New JOG paper on perception of facial trustworthiness in aging

New publication alert in the Journal of Gerontology: Psychological Sciences. The paper, “Facial trustworthiness perceptions across the adult lifespan” led by Didem Pehlivanoglu, describes the impact of perceiver and facial characteristics on facial trustworthiness perception across adulthood. The project included collaboration across five universities and two countries: University of Florida (Pehlivanoglu, Lin, Heemskerk, Harber, Ebner), University of Central Florida (Lighthall), University of Arizona (Wilson), York University (Turner), and McGill University (Spreng). 
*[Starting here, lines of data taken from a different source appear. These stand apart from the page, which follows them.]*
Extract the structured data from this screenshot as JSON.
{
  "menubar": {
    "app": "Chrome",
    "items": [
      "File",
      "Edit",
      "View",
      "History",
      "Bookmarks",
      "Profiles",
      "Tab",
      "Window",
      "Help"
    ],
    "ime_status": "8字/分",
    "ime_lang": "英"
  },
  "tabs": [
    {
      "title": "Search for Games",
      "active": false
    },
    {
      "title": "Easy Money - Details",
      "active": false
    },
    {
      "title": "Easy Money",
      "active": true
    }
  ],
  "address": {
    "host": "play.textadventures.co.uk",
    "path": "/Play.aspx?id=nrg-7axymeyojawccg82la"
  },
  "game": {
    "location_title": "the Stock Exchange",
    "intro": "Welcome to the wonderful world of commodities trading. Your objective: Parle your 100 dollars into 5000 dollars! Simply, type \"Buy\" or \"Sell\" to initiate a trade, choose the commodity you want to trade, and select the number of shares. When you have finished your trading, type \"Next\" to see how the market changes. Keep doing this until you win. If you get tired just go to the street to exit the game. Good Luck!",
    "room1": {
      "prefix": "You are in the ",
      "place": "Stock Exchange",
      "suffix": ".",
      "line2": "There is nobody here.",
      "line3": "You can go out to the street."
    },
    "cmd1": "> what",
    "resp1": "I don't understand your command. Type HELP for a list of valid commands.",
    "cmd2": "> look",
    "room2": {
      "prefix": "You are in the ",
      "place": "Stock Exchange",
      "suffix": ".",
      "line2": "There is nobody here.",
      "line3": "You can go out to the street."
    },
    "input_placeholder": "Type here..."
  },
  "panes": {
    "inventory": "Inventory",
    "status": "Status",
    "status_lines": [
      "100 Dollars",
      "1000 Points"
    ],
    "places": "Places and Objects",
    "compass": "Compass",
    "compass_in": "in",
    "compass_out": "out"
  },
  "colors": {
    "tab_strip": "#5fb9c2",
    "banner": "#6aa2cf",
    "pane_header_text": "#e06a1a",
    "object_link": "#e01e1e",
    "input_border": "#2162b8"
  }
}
The study yielded three key results. First, on an aggregated level, facial trustworthiness perception did not differ by perceiver age. Second, all perceivers rated young faces as the most trustworthy, and middle-aged and older (but not young) perceivers rated older faces as least trustworthy. Third, facial emotions signaling threat (fear, anger, and disgust) relative to neutral, happy, and sad expressions moderated age effects on facial trustworthiness perception.